Following the recent record-breaking signing of Alphonso Davies to Bayern Munich for $22 million, it has given hope to thousands of Canadian refugees hoping to find a better life through sport. 17-year-old Davies, a Libyan born refugee who has lived in Canada since he was 5, has already been tipped to be one of the best Canadian soccer players ever after a series of great performance for both club and country.
Bayern Munich plays this Saturday if you interested in watching Alphonso in action, and you can read online casino Canada reviews here for the best places to bet on the match.
Each story of his kind is always heart-warming, but there have been more examples from across the world of refugee soccer players managing to defy all expectations and make it to the top. We have compiled a list of some of the most successful refugee players in the world, some of which may surprise you.
Granit Xhaka | Arsenal and Switzerland
The Arsenal defender, who also plays for the Switzerland national team, may have found success as a soccer player at 25, but when his parents were his age things were a lot different.
His Albanian father was sentenced to 15 years in jail when he was just 22 for protesting for democracy in the nation, while in prison he was regularly beaten by his captors. Upon obtaining an early release, his parents moved to Basel, Switzerland for a better life where Granit was born and raised alongside his brother, Taulant, who is also a professional soccer for FC Basel and the Albanian National team.
Xhaka stays true to his Albanian roots and actually found himself in trouble during the World Cup 2018 alongside Xherdan Shaqiri, a fellow Swiss international with Albanian roots, for performing a celebrating which consisted of forming a two-headed eagle with their hands. A representation of the Albanian Flag.
Victor Moses | Chelsea & Nigeria
Victor Moses has played for various top-flights teams throughout his career, including West Ham, Liverpool, and Chelsea, as well as also recently scoring at the World Cup 2018 for Nigeria against Argentina from the penalty spot. He career has seen him obtain Premier League, FA Cup, UEFA League and Africa Cup of Nations winners medals over his career and still at 27, has plenty of time yet to achieve more.
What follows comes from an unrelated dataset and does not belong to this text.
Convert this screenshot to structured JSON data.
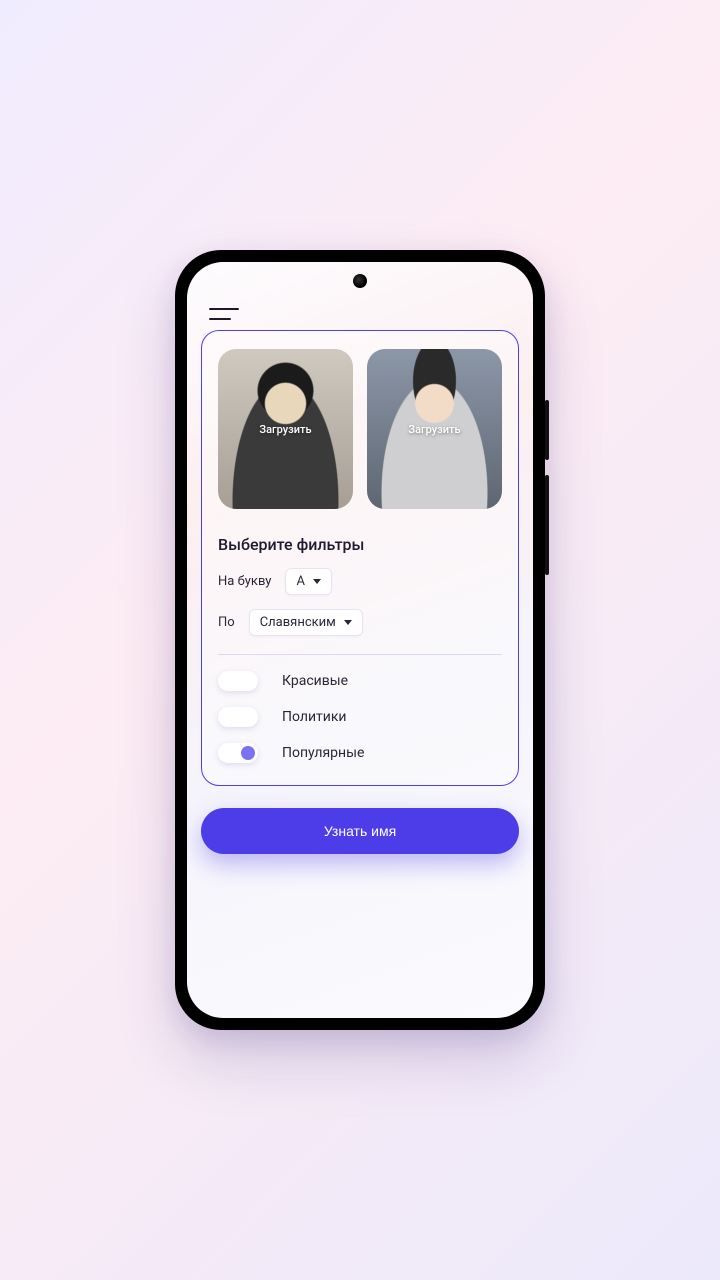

However, when he arrived in England when was 10-years-old he was fleeing Nigeria as an orphan after both his parents were killed during religious conflicts in 2002. He started playing organized soccer when he was 13 and very soon after he had been picked up by Crystal Palace on a schoolboy contract which. As well as nurturing his soccer skills, it also allowed him to also achieve a private school education.
Luka Modric | Real Madrid & Croatia
This 32-year-old Croatian midfielder is at the top of his game, with numerous honours that include winning 3 consecutive Champions League with Real Madrid, becoming the first ever Croatian to be included in the FIFA World 11 and more recently as Captain of Croatia, he lead his nation to their first ever World Cup final, winning the tournaments Golden Ball award along the way for his efforts.
However, things may have been a lot different for Modric, as he became a refugee during the War of Croatian independence. When he was just 6, Serbian militants attacked his hometown, burnt his house to the ground and shot his grandfather. After this, he fled his birthplace for the city of Zadar, Croatia where he remembers hearing grenades as he played soccer in car parks.
Refugee Set-up In Canada
All these examples showcase the possibilities that can be achieved by refugees when given the opportunity in a new nation. Canada is one of the best for these opportunities, with major teams like Toronto FC trying new ways to involve the refugee community in soccer. Alphonso is one of the biggest successes from Canada, but the likes of Ali Audy, the Syrian 13-year-old who represented Canada at the youth World Cup 2016, and other refugees may soon follow in his footsteps.